**Task requirements**. When the string "smlouvy" occurs in a line of the listing below, return that line.
___
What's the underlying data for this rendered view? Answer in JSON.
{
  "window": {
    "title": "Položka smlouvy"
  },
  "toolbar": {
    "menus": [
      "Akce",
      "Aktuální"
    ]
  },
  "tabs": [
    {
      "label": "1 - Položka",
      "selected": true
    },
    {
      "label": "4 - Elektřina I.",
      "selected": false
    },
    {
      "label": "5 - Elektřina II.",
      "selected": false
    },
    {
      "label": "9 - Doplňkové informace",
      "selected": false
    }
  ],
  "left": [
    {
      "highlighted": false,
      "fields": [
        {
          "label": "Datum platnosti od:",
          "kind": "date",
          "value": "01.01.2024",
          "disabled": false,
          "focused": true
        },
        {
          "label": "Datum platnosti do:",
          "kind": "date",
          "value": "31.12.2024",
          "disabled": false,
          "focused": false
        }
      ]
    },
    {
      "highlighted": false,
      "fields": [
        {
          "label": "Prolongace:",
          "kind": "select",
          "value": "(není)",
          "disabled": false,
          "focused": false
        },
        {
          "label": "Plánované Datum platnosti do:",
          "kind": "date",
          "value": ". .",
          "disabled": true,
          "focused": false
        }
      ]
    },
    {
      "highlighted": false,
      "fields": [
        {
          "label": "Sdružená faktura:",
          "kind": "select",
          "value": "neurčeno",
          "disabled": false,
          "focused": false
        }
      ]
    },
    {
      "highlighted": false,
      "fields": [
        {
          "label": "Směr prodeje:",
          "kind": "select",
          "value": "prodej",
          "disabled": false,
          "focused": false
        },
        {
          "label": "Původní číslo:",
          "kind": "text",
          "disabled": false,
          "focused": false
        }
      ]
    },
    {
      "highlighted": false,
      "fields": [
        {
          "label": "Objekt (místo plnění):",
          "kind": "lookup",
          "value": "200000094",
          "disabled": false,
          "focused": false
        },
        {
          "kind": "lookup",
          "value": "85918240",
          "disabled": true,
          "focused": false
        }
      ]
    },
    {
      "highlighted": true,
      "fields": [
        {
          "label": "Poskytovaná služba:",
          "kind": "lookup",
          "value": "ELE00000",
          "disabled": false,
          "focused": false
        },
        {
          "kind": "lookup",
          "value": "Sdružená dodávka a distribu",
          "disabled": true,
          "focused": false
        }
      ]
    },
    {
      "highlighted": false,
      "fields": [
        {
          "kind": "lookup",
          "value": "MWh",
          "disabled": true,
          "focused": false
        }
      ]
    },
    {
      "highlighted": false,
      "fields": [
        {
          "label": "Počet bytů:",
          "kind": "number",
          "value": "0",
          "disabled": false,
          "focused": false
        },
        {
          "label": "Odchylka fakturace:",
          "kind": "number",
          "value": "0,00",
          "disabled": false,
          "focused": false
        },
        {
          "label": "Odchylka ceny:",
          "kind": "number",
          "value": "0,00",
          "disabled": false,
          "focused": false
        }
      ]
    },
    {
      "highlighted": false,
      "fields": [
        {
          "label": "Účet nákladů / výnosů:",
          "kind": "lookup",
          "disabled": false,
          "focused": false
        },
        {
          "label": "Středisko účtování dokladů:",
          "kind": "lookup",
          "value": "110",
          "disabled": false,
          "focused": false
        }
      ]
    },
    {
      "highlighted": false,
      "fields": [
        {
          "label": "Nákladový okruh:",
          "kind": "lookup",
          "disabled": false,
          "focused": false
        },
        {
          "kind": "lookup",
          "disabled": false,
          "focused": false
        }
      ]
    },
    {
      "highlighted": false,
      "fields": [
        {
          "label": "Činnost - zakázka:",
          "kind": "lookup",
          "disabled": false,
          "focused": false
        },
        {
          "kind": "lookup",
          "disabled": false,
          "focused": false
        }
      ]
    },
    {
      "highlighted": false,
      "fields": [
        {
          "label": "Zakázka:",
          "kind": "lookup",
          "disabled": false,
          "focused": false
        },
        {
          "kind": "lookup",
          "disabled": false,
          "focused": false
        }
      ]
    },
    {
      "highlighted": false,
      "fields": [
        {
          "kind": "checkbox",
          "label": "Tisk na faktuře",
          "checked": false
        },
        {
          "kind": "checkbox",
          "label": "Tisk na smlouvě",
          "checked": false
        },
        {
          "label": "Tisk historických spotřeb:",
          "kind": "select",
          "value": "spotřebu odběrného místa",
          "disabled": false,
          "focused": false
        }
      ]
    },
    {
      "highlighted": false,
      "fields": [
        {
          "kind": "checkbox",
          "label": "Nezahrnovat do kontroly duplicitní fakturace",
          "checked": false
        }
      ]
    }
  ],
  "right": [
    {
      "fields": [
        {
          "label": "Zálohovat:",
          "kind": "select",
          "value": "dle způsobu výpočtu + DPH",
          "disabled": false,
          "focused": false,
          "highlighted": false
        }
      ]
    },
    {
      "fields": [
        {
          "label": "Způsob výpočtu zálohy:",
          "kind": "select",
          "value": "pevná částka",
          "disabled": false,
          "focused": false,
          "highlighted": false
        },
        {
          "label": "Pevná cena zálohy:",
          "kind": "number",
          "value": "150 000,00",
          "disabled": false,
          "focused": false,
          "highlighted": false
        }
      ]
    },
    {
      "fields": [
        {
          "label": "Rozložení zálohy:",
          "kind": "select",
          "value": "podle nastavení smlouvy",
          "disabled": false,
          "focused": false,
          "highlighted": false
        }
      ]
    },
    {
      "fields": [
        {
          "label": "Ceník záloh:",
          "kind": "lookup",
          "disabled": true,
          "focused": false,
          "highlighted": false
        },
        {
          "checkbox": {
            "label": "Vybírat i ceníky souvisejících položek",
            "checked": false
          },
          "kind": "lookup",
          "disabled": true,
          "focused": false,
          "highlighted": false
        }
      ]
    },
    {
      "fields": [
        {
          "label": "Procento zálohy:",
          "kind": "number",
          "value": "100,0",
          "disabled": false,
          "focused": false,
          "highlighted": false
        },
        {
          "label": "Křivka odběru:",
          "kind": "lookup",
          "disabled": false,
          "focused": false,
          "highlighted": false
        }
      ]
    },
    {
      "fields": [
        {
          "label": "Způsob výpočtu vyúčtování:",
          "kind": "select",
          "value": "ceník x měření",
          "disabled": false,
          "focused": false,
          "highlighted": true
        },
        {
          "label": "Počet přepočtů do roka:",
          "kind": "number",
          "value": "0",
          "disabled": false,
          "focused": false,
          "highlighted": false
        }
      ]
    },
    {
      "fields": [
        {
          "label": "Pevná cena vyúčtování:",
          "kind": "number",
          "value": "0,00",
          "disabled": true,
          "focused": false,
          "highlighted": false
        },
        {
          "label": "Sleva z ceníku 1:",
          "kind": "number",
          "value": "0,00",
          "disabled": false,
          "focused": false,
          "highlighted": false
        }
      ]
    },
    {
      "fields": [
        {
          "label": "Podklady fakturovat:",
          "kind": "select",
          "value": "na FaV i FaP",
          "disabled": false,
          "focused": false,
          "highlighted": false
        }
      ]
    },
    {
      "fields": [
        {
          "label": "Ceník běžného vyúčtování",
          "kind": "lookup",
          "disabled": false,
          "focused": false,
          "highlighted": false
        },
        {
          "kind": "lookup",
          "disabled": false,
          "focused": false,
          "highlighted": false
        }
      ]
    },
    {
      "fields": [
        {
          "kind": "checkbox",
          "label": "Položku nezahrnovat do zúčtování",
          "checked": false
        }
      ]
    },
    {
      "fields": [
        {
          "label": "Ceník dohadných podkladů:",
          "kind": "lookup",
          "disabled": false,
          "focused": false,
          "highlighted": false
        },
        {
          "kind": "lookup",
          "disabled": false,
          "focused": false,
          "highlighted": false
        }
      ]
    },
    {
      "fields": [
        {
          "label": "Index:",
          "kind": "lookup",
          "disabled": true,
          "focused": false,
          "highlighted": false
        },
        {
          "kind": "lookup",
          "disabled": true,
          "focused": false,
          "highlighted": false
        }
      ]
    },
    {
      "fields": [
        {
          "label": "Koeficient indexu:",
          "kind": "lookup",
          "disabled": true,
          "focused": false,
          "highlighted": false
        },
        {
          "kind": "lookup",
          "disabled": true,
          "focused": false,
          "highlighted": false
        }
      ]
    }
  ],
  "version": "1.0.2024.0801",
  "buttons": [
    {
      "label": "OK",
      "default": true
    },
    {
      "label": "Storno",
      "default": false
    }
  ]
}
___
**Answer to the exercise**.
    "title": "Položka smlouvy"
          "value": "podle nastavení smlouvy",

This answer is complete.